-- Work to be completed --
Write out the data exactly, every line included.

......

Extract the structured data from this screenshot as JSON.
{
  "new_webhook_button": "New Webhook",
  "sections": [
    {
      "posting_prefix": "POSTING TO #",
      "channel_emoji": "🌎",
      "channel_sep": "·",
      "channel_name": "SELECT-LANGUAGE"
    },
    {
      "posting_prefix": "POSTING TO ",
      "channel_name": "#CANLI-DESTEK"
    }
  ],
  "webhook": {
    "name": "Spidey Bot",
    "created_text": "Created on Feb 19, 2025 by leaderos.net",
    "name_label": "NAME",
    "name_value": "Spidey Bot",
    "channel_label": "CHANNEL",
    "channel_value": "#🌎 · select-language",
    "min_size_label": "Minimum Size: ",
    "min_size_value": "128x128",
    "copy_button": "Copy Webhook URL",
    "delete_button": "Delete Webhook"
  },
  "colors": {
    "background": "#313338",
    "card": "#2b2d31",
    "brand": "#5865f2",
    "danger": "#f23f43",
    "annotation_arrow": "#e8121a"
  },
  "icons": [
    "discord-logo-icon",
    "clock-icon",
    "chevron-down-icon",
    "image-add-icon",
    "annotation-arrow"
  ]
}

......

-- Problem solution --
Extract the structured data from this screenshot as JSON.
{
  "new_webhook_button": "New Webhook",
  "sections": [
    {
      "posting_prefix": "POSTING TO #",
      "channel_emoji": "🌎",
      "channel_sep": "·",
      "channel_name": "SELECT-LANGUAGE"
    },
    {
      "posting_prefix": "POSTING TO ",
      "channel_name": "#CANLI-DESTEK"
    }
  ],
  "webhook": {
    "name": "Spidey Bot",
    "created_text": "Created on Feb 19, 2025 by leaderos.net",
    "name_label": "NAME",
    "name_value": "Spidey Bot",
    "channel_label": "CHANNEL",
    "channel_value": "#🌎 · select-language",
    "min_size_label": "Minimum Size: ",
    "min_size_value": "128x128",
    "copy_button": "Copy Webhook URL",
    "delete_button": "Delete Webhook"
  },
  "colors": {
    "background": "#313338",
    "card": "#2b2d31",
    "brand": "#5865f2",
    "danger": "#f23f43",
    "annotation_arrow": "#e8121a"
  },
  "icons": [
    "discord-logo-icon",
    "clock-icon",
    "chevron-down-icon",
    "image-add-icon",
    "annotation-arrow"
  ]
}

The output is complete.